British Columbia Workers'
Compensation Act (the WCA) has been
amended to specifically to address bullying and harassment in the
workplace. The amendments became effective July 1, 2012, and
broadened the circumstances in which an employee may be entitled to
compensation for a mental disorder (see our previous blog post here). The amendments provide that a worker
may be entitled to compensation under the WCA if the mental
disorder is predominantly caused by a significant work-related
stressor, including bullying or harassment, or a cumulative series
of significant work-related stressors, arising out of and in the
course of the worker's employment. Previously, a worker
was only entitled to compensation for a workplace stress-related
illness if the mental stress arose from an "acute reaction to
a sudden and traumatic event".
In addition to broadening the definition of mental disorder,
WorkSafeBC's Board of Directors has approved three Occupational
Health and Safety Policies (the Policies) that clarify the role of
employers, supervisors and workers in the prevention of workplace
bullying and harassment in Sections 115, 116 and 117 of the
WCA. The Policies take effect on November 1,
2013 and WorkSafeBC expects that all parties - employers,
supervisors and workers - will be compliant with them by this
The amendments and the Policies are reflective of a trend in
Canadian occupational health and safety legislation, recognizing
the importance of psychological health in the workplace, negative
effects of bullying, and associated costs of same in the workplace
and society. The amended legislation and Policies set out a number

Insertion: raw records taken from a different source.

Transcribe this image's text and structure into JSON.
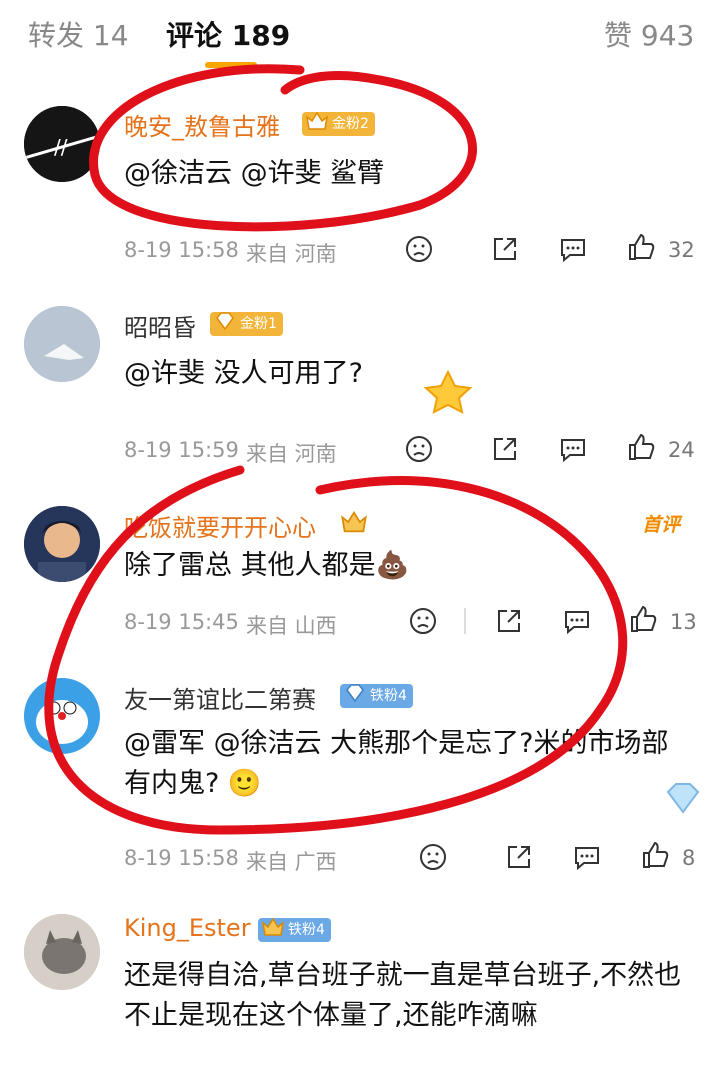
{
  "tabs": [
    {
      "label": "转发 14"
    },
    {
      "label": "评论 189"
    },
    {
      "label": "赞 943"
    }
  ],
  "comments": [
    {
      "username": "晚安_敖鲁古雅",
      "badge": "金粉2",
      "text": "@徐洁云 @许斐 鲨臂",
      "time": "8-19 15:58",
      "location": "来自 河南",
      "likes": "32"
    },
    {
      "username": "昭昭昏",
      "badge": "金粉1",
      "text": "@许斐 没人可用了?",
      "time": "8-19 15:59",
      "location": "来自 河南",
      "likes": "24"
    },
    {
      "username": "吃饭就要开开心心",
      "badge": "",
      "first_label": "首评",
      "text": "除了雷总 其他人都是💩",
      "time": "8-19 15:45",
      "location": "来自 山西",
      "likes": "13"
    },
    {
      "username": "友一第谊比二第赛",
      "badge": "铁粉4",
      "text": "@雷军 @徐洁云 大熊那个是忘了?米的市场部有内鬼? 🙂",
      "time": "8-19 15:58",
      "location": "来自 广西",
      "likes": "8"
    },
    {
      "username": "King_Ester",
      "badge": "铁粉4",
      "text": "还是得自洽,草台班子就一直是草台班子,不然也不止是现在这个体量了,还能咋滴嘛"
    }
  ],
  "colors": {
    "gold_badge": "#f3b43a",
    "iron_badge": "#6aa9e6",
    "username": "#e4731b",
    "annotation": "#e0101a"
  }
}
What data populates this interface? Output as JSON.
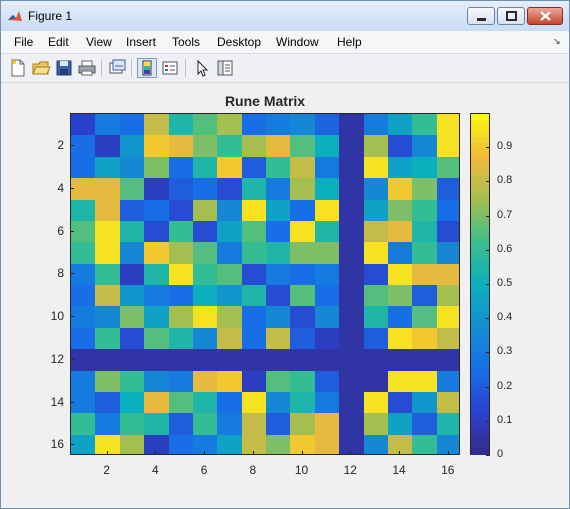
{
  "window": {
    "title": "Figure 1"
  },
  "menu": {
    "items": [
      "File",
      "Edit",
      "View",
      "Insert",
      "Tools",
      "Desktop",
      "Window",
      "Help"
    ]
  },
  "toolbar": {
    "icons": [
      "new-figure-icon",
      "open-file-icon",
      "save-icon",
      "print-icon",
      "link-plot-icon",
      "insert-colorbar-icon",
      "insert-legend-icon",
      "edit-plot-icon",
      "property-inspector-icon"
    ]
  },
  "chart_data": {
    "type": "heatmap",
    "title": "Rune Matrix",
    "x_ticks": [
      "2",
      "4",
      "6",
      "8",
      "10",
      "12",
      "14",
      "16"
    ],
    "y_ticks": [
      "2",
      "4",
      "6",
      "8",
      "10",
      "12",
      "14",
      "16"
    ],
    "colorbar_ticks": [
      "0",
      "0.1",
      "0.2",
      "0.3",
      "0.4",
      "0.5",
      "0.6",
      "0.7",
      "0.8",
      "0.9"
    ],
    "clim": [
      0,
      1
    ],
    "colormap": "parula",
    "matrix": [
      [
        0.12,
        0.3,
        0.25,
        0.8,
        0.55,
        0.65,
        0.75,
        0.25,
        0.3,
        0.35,
        0.22,
        0.05,
        0.3,
        0.45,
        0.6,
        0.95
      ],
      [
        0.25,
        0.1,
        0.4,
        0.9,
        0.85,
        0.7,
        0.6,
        0.75,
        0.85,
        0.65,
        0.5,
        0.05,
        0.75,
        0.15,
        0.35,
        0.95
      ],
      [
        0.25,
        0.45,
        0.35,
        0.7,
        0.25,
        0.55,
        0.9,
        0.2,
        0.6,
        0.8,
        0.3,
        0.05,
        0.95,
        0.45,
        0.5,
        0.65
      ],
      [
        0.85,
        0.85,
        0.65,
        0.1,
        0.2,
        0.25,
        0.15,
        0.55,
        0.3,
        0.75,
        0.5,
        0.05,
        0.35,
        0.9,
        0.7,
        0.2
      ],
      [
        0.55,
        0.85,
        0.2,
        0.25,
        0.15,
        0.75,
        0.35,
        0.95,
        0.45,
        0.25,
        0.95,
        0.05,
        0.45,
        0.7,
        0.6,
        0.25
      ],
      [
        0.65,
        0.95,
        0.55,
        0.15,
        0.6,
        0.15,
        0.45,
        0.65,
        0.25,
        0.95,
        0.55,
        0.05,
        0.8,
        0.85,
        0.55,
        0.15
      ],
      [
        0.6,
        0.95,
        0.35,
        0.9,
        0.75,
        0.65,
        0.3,
        0.6,
        0.55,
        0.7,
        0.7,
        0.05,
        0.95,
        0.3,
        0.6,
        0.35
      ],
      [
        0.3,
        0.6,
        0.1,
        0.55,
        0.95,
        0.6,
        0.65,
        0.15,
        0.3,
        0.25,
        0.3,
        0.05,
        0.15,
        0.95,
        0.85,
        0.85
      ],
      [
        0.25,
        0.8,
        0.4,
        0.3,
        0.25,
        0.5,
        0.4,
        0.55,
        0.15,
        0.65,
        0.25,
        0.05,
        0.65,
        0.7,
        0.2,
        0.75
      ],
      [
        0.3,
        0.35,
        0.7,
        0.45,
        0.75,
        0.95,
        0.75,
        0.25,
        0.35,
        0.15,
        0.35,
        0.05,
        0.55,
        0.25,
        0.65,
        0.95
      ],
      [
        0.25,
        0.6,
        0.15,
        0.65,
        0.55,
        0.35,
        0.8,
        0.25,
        0.8,
        0.2,
        0.1,
        0.05,
        0.2,
        0.95,
        0.9,
        0.8
      ],
      [
        0.05,
        0.05,
        0.05,
        0.05,
        0.05,
        0.05,
        0.05,
        0.05,
        0.05,
        0.05,
        0.05,
        0.05,
        0.05,
        0.05,
        0.05,
        0.05
      ],
      [
        0.3,
        0.7,
        0.6,
        0.35,
        0.3,
        0.85,
        0.9,
        0.1,
        0.65,
        0.6,
        0.2,
        0.05,
        0.05,
        0.95,
        0.95,
        0.3
      ],
      [
        0.3,
        0.2,
        0.5,
        0.85,
        0.65,
        0.55,
        0.25,
        0.95,
        0.35,
        0.55,
        0.3,
        0.05,
        0.95,
        0.15,
        0.4,
        0.8
      ],
      [
        0.6,
        0.3,
        0.6,
        0.55,
        0.2,
        0.6,
        0.3,
        0.8,
        0.2,
        0.75,
        0.85,
        0.05,
        0.75,
        0.45,
        0.2,
        0.55
      ],
      [
        0.45,
        0.95,
        0.75,
        0.1,
        0.25,
        0.3,
        0.45,
        0.8,
        0.7,
        0.9,
        0.85,
        0.05,
        0.35,
        0.8,
        0.6,
        0.35
      ]
    ]
  }
}
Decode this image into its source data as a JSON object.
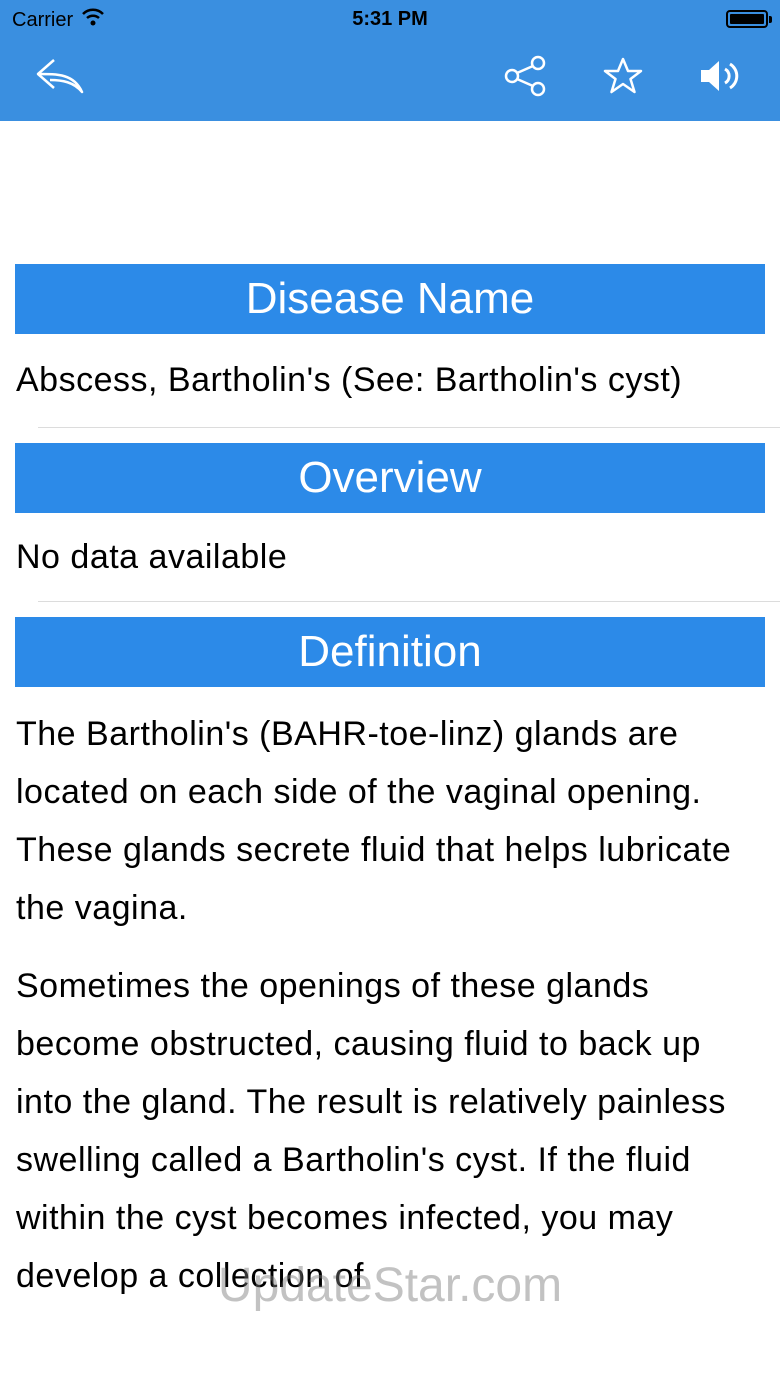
{
  "status_bar": {
    "carrier": "Carrier",
    "time": "5:31 PM"
  },
  "nav": {
    "icons": [
      "reply-back-icon",
      "share-icon",
      "star-icon",
      "speaker-icon"
    ]
  },
  "sections": {
    "disease_name": {
      "title": "Disease Name",
      "text": "Abscess, Bartholin's (See: Bartholin's cyst)"
    },
    "overview": {
      "title": "Overview",
      "text": "No data available"
    },
    "definition": {
      "title": "Definition",
      "p1": "The Bartholin's (BAHR-toe-linz) glands are located on each side of the vaginal opening. These glands secrete fluid that helps lubricate the vagina.",
      "p2": "Sometimes the openings of these glands become obstructed, causing fluid to back up into the gland. The result is relatively painless swelling called a Bartholin's cyst. If the fluid within the cyst becomes infected, you may develop a collection of"
    }
  },
  "watermark": "UpdateStar.com",
  "colors": {
    "nav_bar": "#3a8fe0",
    "section_header": "#2c8ae8"
  }
}
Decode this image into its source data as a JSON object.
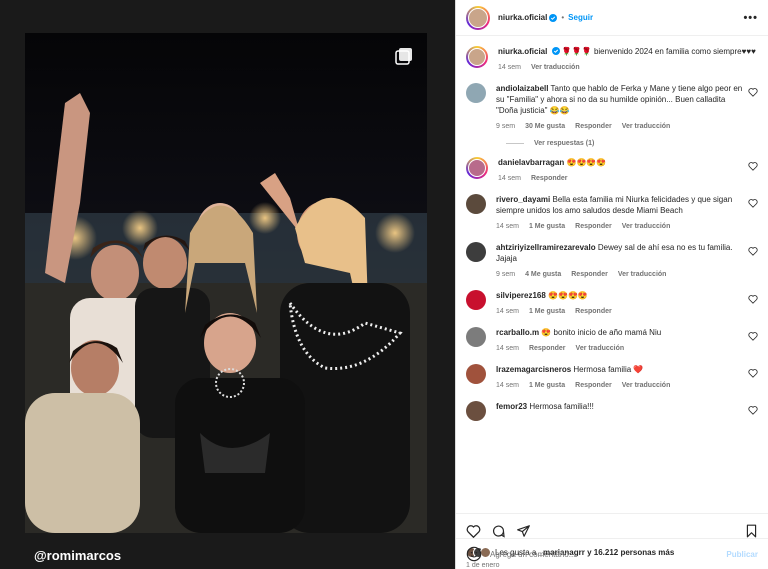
{
  "post": {
    "author": "niurka.oficial",
    "follow_label": "Seguir",
    "more_label": "•••",
    "watermark": "@romimarcos",
    "caption": {
      "user": "niurka.oficial",
      "emoji": "🌹🌹🌹",
      "text": "bienvenido 2024 en familia como siempre♥♥♥",
      "time": "14 sem",
      "translate": "Ver traducción"
    }
  },
  "comments": [
    {
      "user": "andiolaizabell",
      "text": "Tanto que hablo de Ferka y Mane y tiene algo peor en su \"Familia\" y ahora si no da su humilde opinión... Buen calladita \"Doña justicia\" 😂😂",
      "time": "9 sem",
      "likes": "30 Me gusta",
      "reply": "Responder",
      "translate": "Ver traducción",
      "avatar_color": "#8fa7b3",
      "ring": false,
      "replies_label": "Ver respuestas (1)"
    },
    {
      "user": "danielavbarragan",
      "text": "😍😍😍😍",
      "time": "14 sem",
      "likes": "",
      "reply": "Responder",
      "translate": "",
      "avatar_color": "#b86b8b",
      "ring": true
    },
    {
      "user": "rivero_dayami",
      "text": "Bella esta familia mi Niurka felicidades y que sigan siempre unidos los amo saludos desde Miami Beach",
      "time": "14 sem",
      "likes": "1 Me gusta",
      "reply": "Responder",
      "translate": "Ver traducción",
      "avatar_color": "#5b4a3c",
      "ring": false
    },
    {
      "user": "ahtziriyizellramirezarevalo",
      "text": "Dewey sal de ahí esa no es tu familia. Jajaja",
      "time": "9 sem",
      "likes": "4 Me gusta",
      "reply": "Responder",
      "translate": "Ver traducción",
      "avatar_color": "#3d3d3d",
      "ring": false
    },
    {
      "user": "silviperez168",
      "text": "😍😍😍😍",
      "time": "14 sem",
      "likes": "1 Me gusta",
      "reply": "Responder",
      "translate": "",
      "avatar_color": "#c8102e",
      "ring": false
    },
    {
      "user": "rcarballo.m",
      "text": "😍 bonito inicio de año mamá Niu",
      "time": "14 sem",
      "likes": "",
      "reply": "Responder",
      "translate": "Ver traducción",
      "avatar_color": "#7c7c7c",
      "ring": false
    },
    {
      "user": "lrazemagarcisneros",
      "text": "Hermosa familia ❤️",
      "time": "14 sem",
      "likes": "1 Me gusta",
      "reply": "Responder",
      "translate": "Ver traducción",
      "avatar_color": "#a0523c",
      "ring": false
    },
    {
      "user": "femor23",
      "text": "Hermosa familia!!!",
      "time": "",
      "likes": "",
      "reply": "",
      "translate": "",
      "avatar_color": "#6b4f3f",
      "ring": false
    }
  ],
  "likes": {
    "prefix": "Les gusta a",
    "user": "_marianagrr",
    "suffix": "y 16.212 personas más",
    "date": "1 de enero"
  },
  "add_comment": {
    "placeholder": "Agrega un comentario...",
    "post_label": "Publicar"
  },
  "colors": {
    "accent": "#0095f6",
    "verified": "#0095f6",
    "muted": "#737373"
  },
  "icons": [
    "heart-icon",
    "comment-icon",
    "share-icon",
    "bookmark-icon",
    "emoji-icon",
    "carousel-icon",
    "verified-icon",
    "more-icon"
  ]
}
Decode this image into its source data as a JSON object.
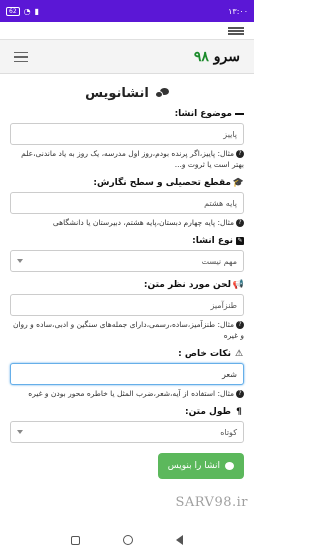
{
  "statusbar": {
    "time": "۱۳:۰۰",
    "battery": "62",
    "wifi_icon": "wifi-icon",
    "signal_icon": "signal-icon"
  },
  "brand": {
    "name": "سرو",
    "number": "۹۸"
  },
  "page": {
    "heading": "انشانویس"
  },
  "fields": {
    "topic": {
      "label": "موضوع انشا:",
      "value": "پاییز",
      "hint": "مثال: پاییز،اگر پرنده بودم،روز اول مدرسه، یک روز به یاد ماندنی،علم بهتر است یا ثروت و..."
    },
    "grade": {
      "label": "مقطع تحصیلی و سطح نگارش:",
      "value": "پایه هشتم",
      "hint": "مثال: پایه چهارم دبستان،پایه هشتم، دبیرستان یا دانشگاهی"
    },
    "type": {
      "label": "نوع انشا:",
      "value": "مهم نیست"
    },
    "tone": {
      "label": "لحن مورد نظر متن:",
      "value": "طنزآمیز",
      "hint": "مثال: طنزآمیز،ساده،رسمی،دارای جمله‌های سنگین و ادبی،ساده و روان و غیره"
    },
    "special": {
      "label": "نکات خاص :",
      "value": "شعر",
      "hint": "مثال: استفاده از آیه،شعر،ضرب المثل یا خاطره محور بودن و غیره"
    },
    "length": {
      "label": "طول متن:",
      "value": "کوتاه"
    }
  },
  "submit_label": "انشا را بنویس",
  "watermark": "SARV98.ir"
}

of steps that employers are required to take in order to be
compliant. In general, employers are to conduct a risk
assessment of the workplace and consider if the nature of the
workplace and its characteristics will give rise to an enhanced
risk for bullying and harassment. Employers are also required
to develop or amend their existing policies, procedures and work
arrangements to prevent bullying and harassment in the
workplace. WorkSafe BC will consider anti-bullying and
anti-harassment procedures to be reasonable where they include: how
and when investigations will be conducted; what will be included in
the investigation; the roles and responsibilities of employers,
supervisors, workers and others; follow-up to investigations
(description of corrective actions, timeframe, dealing with adverse
symptoms, etc.); and record keeping requirements.
WorkSafeBC has issued a tool kit of resources to help employers
become compliant (available here).
It should be noted that the Rehabilitation Services and Claims
Manual states that workplace stressors, such as bullying and
harassment do not include interpersonal conflict unless it is
abusive or threatening. This is an important distinction as not
every isolated incident of disrespectful or inappropriate conduct
will amount to bullying or harassment. Employers need to be able to
investigate the root cause of conflict and where appropriate, make
findings that the conduct is simply interpersonal conflict. The
definition of bullying and harassment contained in the Policies
does not contain an exception for interpersonal conflict but this
does not mean that employers could not do so in their own policies
The content of this article is intended to provide a general
guide to the subject matter. Specialist advice should be sought
about your specific circumstances.
To print this article, all you need is to be registered on Mondaq.com.
Click to Login as an existing user or Register so you can print this article.
Unfortunately, reasonable accommodation for employees in the workplace continues to be the source of significant litigation and even today we continue to see outrageous examples of employers behaving badly.
A former teacher at Bodwell High School has learned a valuable lesson from the B.C. Human Rights Tribunal— it is not discriminatory for an employer to offer child-related benefits to only employees with children.
We are now beginning to see reported cases involving charges and subsequent fines laid against employers for failing to provide information, instruction and supervision to protect a worker from workplace violence.
Register for Access and our Free Biweekly Alert for
This service is completely free. Access 250,000 archived articles from 100+ countries and get a personalised email twice a week covering developments (and yes, our lawyers like to think you’ve read our Disclaimer).